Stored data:
----

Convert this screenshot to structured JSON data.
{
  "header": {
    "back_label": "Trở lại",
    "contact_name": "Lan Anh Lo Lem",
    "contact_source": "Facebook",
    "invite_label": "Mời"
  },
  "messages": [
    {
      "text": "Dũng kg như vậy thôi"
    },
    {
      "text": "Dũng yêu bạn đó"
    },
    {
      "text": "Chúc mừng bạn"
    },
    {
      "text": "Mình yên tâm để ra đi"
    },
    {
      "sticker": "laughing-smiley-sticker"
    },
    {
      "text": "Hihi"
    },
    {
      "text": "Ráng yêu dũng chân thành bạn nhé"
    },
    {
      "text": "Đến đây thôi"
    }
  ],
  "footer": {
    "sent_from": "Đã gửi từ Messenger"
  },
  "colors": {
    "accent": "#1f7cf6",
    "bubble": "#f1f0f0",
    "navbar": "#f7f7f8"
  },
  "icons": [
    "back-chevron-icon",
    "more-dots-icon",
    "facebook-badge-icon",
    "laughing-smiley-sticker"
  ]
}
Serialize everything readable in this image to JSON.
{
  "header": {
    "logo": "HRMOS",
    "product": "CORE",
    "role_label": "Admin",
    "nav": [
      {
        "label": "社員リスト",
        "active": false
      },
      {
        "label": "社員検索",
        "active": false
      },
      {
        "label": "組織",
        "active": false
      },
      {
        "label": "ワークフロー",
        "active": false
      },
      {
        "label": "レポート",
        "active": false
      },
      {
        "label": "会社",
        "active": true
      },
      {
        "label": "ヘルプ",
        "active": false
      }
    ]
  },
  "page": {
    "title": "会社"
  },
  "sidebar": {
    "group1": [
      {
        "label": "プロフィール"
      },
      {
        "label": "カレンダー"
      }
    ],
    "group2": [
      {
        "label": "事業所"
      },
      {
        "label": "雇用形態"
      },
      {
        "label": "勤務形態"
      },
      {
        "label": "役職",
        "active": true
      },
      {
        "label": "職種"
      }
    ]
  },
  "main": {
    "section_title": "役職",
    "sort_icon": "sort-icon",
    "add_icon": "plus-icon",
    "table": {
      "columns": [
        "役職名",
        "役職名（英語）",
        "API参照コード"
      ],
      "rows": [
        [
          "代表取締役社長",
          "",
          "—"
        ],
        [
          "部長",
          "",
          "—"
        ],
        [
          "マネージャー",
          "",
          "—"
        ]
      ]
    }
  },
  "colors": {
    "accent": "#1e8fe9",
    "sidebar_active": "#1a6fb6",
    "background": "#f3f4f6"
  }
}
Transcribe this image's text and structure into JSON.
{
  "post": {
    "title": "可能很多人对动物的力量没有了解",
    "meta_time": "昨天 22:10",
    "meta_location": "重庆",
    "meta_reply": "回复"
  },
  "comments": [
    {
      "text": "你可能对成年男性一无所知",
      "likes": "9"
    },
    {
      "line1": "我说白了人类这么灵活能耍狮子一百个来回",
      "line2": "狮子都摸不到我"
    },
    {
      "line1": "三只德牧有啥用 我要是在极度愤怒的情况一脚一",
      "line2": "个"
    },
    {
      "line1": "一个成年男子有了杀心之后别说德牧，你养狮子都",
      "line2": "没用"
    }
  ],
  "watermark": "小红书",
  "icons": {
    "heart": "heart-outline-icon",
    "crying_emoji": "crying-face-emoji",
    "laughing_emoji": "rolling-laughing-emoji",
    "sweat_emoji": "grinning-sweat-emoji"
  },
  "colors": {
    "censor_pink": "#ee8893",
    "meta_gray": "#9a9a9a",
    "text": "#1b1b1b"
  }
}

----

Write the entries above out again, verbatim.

Convert this screenshot to structured JSON data.
{
  "header": {
    "back_label": "Trở lại",
    "contact_name": "Lan Anh Lo Lem",
    "contact_source": "Facebook",
    "invite_label": "Mời"
  },
  "messages": [
    {
      "text": "Dũng kg như vậy thôi"
    },
    {
      "text": "Dũng yêu bạn đó"
    },
    {
      "text": "Chúc mừng bạn"
    },
    {
      "text": "Mình yên tâm để ra đi"
    },
    {
      "sticker": "laughing-smiley-sticker"
    },
    {
      "text": "Hihi"
    },
    {
      "text": "Ráng yêu dũng chân thành bạn nhé"
    },
    {
      "text": "Đến đây thôi"
    }
  ],
  "footer": {
    "sent_from": "Đã gửi từ Messenger"
  },
  "colors": {
    "accent": "#1f7cf6",
    "bubble": "#f1f0f0",
    "navbar": "#f7f7f8"
  },
  "icons": [
    "back-chevron-icon",
    "more-dots-icon",
    "facebook-badge-icon",
    "laughing-smiley-sticker"
  ]
}
Serialize everything readable in this image to JSON.
{
  "header": {
    "logo": "HRMOS",
    "product": "CORE",
    "role_label": "Admin",
    "nav": [
      {
        "label": "社員リスト",
        "active": false
      },
      {
        "label": "社員検索",
        "active": false
      },
      {
        "label": "組織",
        "active": false
      },
      {
        "label": "ワークフロー",
        "active": false
      },
      {
        "label": "レポート",
        "active": false
      },
      {
        "label": "会社",
        "active": true
      },
      {
        "label": "ヘルプ",
        "active": false
      }
    ]
  },
  "page": {
    "title": "会社"
  },
  "sidebar": {
    "group1": [
      {
        "label": "プロフィール"
      },
      {
        "label": "カレンダー"
      }
    ],
    "group2": [
      {
        "label": "事業所"
      },
      {
        "label": "雇用形態"
      },
      {
        "label": "勤務形態"
      },
      {
        "label": "役職",
        "active": true
      },
      {
        "label": "職種"
      }
    ]
  },
  "main": {
    "section_title": "役職",
    "sort_icon": "sort-icon",
    "add_icon": "plus-icon",
    "table": {
      "columns": [
        "役職名",
        "役職名（英語）",
        "API参照コード"
      ],
      "rows": [
        [
          "代表取締役社長",
          "",
          "—"
        ],
        [
          "部長",
          "",
          "—"
        ],
        [
          "マネージャー",
          "",
          "—"
        ]
      ]
    }
  },
  "colors": {
    "accent": "#1e8fe9",
    "sidebar_active": "#1a6fb6",
    "background": "#f3f4f6"
  }
}
Transcribe this image's text and structure into JSON.
{
  "post": {
    "title": "可能很多人对动物的力量没有了解",
    "meta_time": "昨天 22:10",
    "meta_location": "重庆",
    "meta_reply": "回复"
  },
  "comments": [
    {
      "text": "你可能对成年男性一无所知",
      "likes": "9"
    },
    {
      "line1": "我说白了人类这么灵活能耍狮子一百个来回",
      "line2": "狮子都摸不到我"
    },
    {
      "line1": "三只德牧有啥用 我要是在极度愤怒的情况一脚一",
      "line2": "个"
    },
    {
      "line1": "一个成年男子有了杀心之后别说德牧，你养狮子都",
      "line2": "没用"
    }
  ],
  "watermark": "小红书",
  "icons": {
    "heart": "heart-outline-icon",
    "crying_emoji": "crying-face-emoji",
    "laughing_emoji": "rolling-laughing-emoji",
    "sweat_emoji": "grinning-sweat-emoji"
  },
  "colors": {
    "censor_pink": "#ee8893",
    "meta_gray": "#9a9a9a",
    "text": "#1b1b1b"
  }
}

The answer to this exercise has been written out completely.